WHAT YOU SHOULD DO:
Give the records again word for word. Leave every picture out.

MATERIAL PROVIDED:
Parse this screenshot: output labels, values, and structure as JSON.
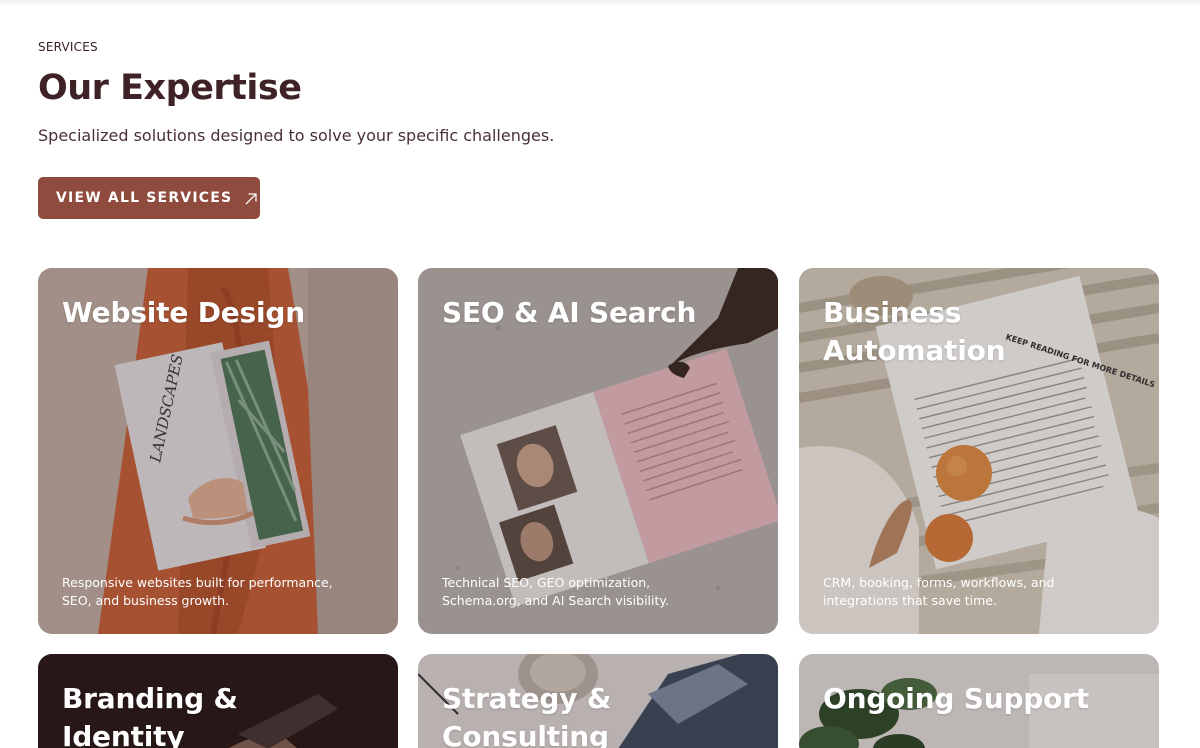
{
  "section": {
    "eyebrow": "SERVICES",
    "title": "Our Expertise",
    "subtitle": "Specialized solutions designed to solve your specific challenges.",
    "cta_label": "VIEW ALL SERVICES",
    "cta_icon": "arrow-up-right-icon"
  },
  "colors": {
    "heading": "#3e2225",
    "cta_background": "#8e4b3e",
    "card_text": "#ffffff"
  },
  "cards": [
    {
      "title": "Website Design",
      "description": "Responsive websites built for performance, SEO, and business growth.",
      "book_text": "LANDSCAPES"
    },
    {
      "title": "SEO & AI Search",
      "description": "Technical SEO, GEO optimization, Schema.org, and AI Search visibility."
    },
    {
      "title": "Business Automation",
      "description": "CRM, booking, forms, workflows, and integrations that save time.",
      "magazine_text": "KEEP READING FOR MORE DETAILS"
    },
    {
      "title": "Branding & Identity"
    },
    {
      "title": "Strategy & Consulting"
    },
    {
      "title": "Ongoing Support"
    }
  ]
}
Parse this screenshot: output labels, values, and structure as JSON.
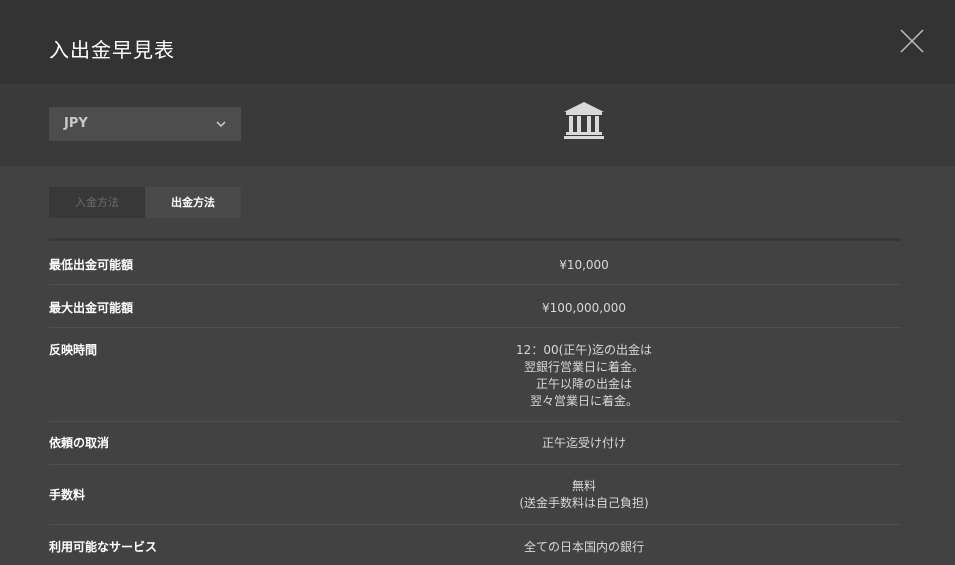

EXPECTED OUTPUT:
Parse this screenshot: output labels, values, and structure as JSON.
{
  "section": {
    "eyebrow": "SERVICES",
    "title": "Our Expertise",
    "subtitle": "Specialized solutions designed to solve your specific challenges.",
    "cta_label": "VIEW ALL SERVICES",
    "cta_icon": "arrow-up-right-icon"
  },
  "colors": {
    "heading": "#3e2225",
    "cta_background": "#8e4b3e",
    "card_text": "#ffffff"
  },
  "cards": [
    {
      "title": "Website Design",
      "description": "Responsive websites built for performance, SEO, and business growth.",
      "book_text": "LANDSCAPES"
    },
    {
      "title": "SEO & AI Search",
      "description": "Technical SEO, GEO optimization, Schema.org, and AI Search visibility."
    },
    {
      "title": "Business Automation",
      "description": "CRM, booking, forms, workflows, and integrations that save time.",
      "magazine_text": "KEEP READING FOR MORE DETAILS"
    },
    {
      "title": "Branding & Identity"
    },
    {
      "title": "Strategy & Consulting"
    },
    {
      "title": "Ongoing Support"
    }
  ]
}
Parse this screenshot: output labels, values, and structure as JSON.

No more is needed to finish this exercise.